Many of us have seen the billboards on our way to work in Philadelphia and throughout Pennsylvania which feature a pregnant woman – or a baby – stamped with the words “potential lawsuit.” The tagline reads, “To lawyers, all Pennsylvania patients look the same.” For many of us who do not practice in the medical malpractice field, these statements are very disturbing as a broad brush attack on the lawyer profession. We have all also heard the many lawyer jokes such as “What do you call 100 lawyers at the bottom of the sea?” I think it is time that lawyers, especially young lawyers stand up for this noble profession and remind the public and ourselves the difference lawyers have made in this country and the world.
Rather than a potential lawsuit, I think when a Philadelphia or Pennsylvania lawyer see a baby, they think of the potential that baby has to grow up and take advantage of all the freedoms and opportunities provided by this country. However, without lawyers, one wonders what future this baby would have. Because of lawyers and judges, that baby will no longer grow up in a country where they will be forced to go to a particular school based upon the color of their skin. If that baby one day is accused of a crime, he or she will have the right to an attorney and right to a jury of his or her peers. Regardless of sex, that baby will someday have the right to vote. When that baby seeks a job someday, he or she will have the right not to be discriminated against because of race, gender, or age. The list of recognized or implemented personal or civil rights because of lawyers is endless.
However, lawyers have not stopped their fight for personal and civil rights with this country. Rather, they see the “potential” a baby has in other countries. The American Bar Association and its members have literally sent thousands of lawyers, professors and judges abroad to help countries write or rewrite their constitutions, reform criminal justice systems, develop environmental regulations and more.
When someone starts out with a joke about what to do with a number of lawyers, I have a response. What do you do with thirty-four lawyers in Philadelphia? You write the greatest governing document in human history, the American Constitution. Of the fifty-five men assembled to write the Constitution, thirty-four were lawyers. Of those thirty-nine who signed the final draft, twenty were lawyers. Putting together a bunch of lawyers has produced some wonderful things.
Unlike any other profession, you will find more lawyers performing community service on school boards, councils, charities, and religious organizations. Lawyers contribute their time and money to political causes. In short, when it comes to public service, no other profession compares.
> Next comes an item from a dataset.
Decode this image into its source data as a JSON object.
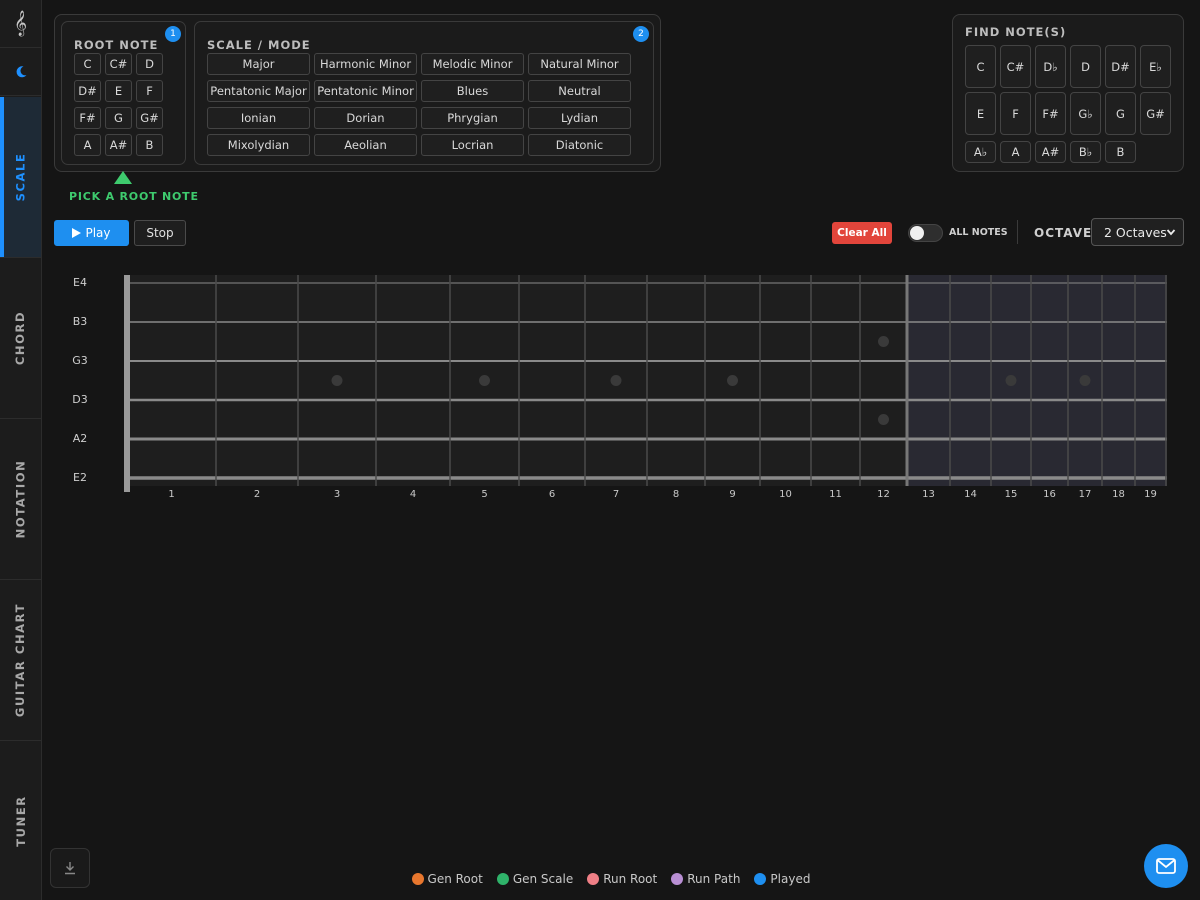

I am excited to be serving on the Public Image Task Force put together by our president of the Pennsylvania Bar Association, Tom Golden. I think lawyers need to stand up for their profession. I hope all of you will do your part in explaining to your clients, friends, and neighbors all the good things lawyers do. When my two-year old son someday asks his Daddy and Mommy what we do when we go to work, I look forward to telling him that we are lawyers, and lawyers help people. And, I hope to tell him that rather than a potential lawsuit, he is actually viewed as human being that has unlimited potential to do anything, because of the freedoms and liberties that lawyers have fought for.
Printed by permission by Author, Workers’ Compensation Judge Todd B. Seelig
First Printed in the Pennsylvania Bar Association Young Lawyers Division Publication, At Issue, 2003.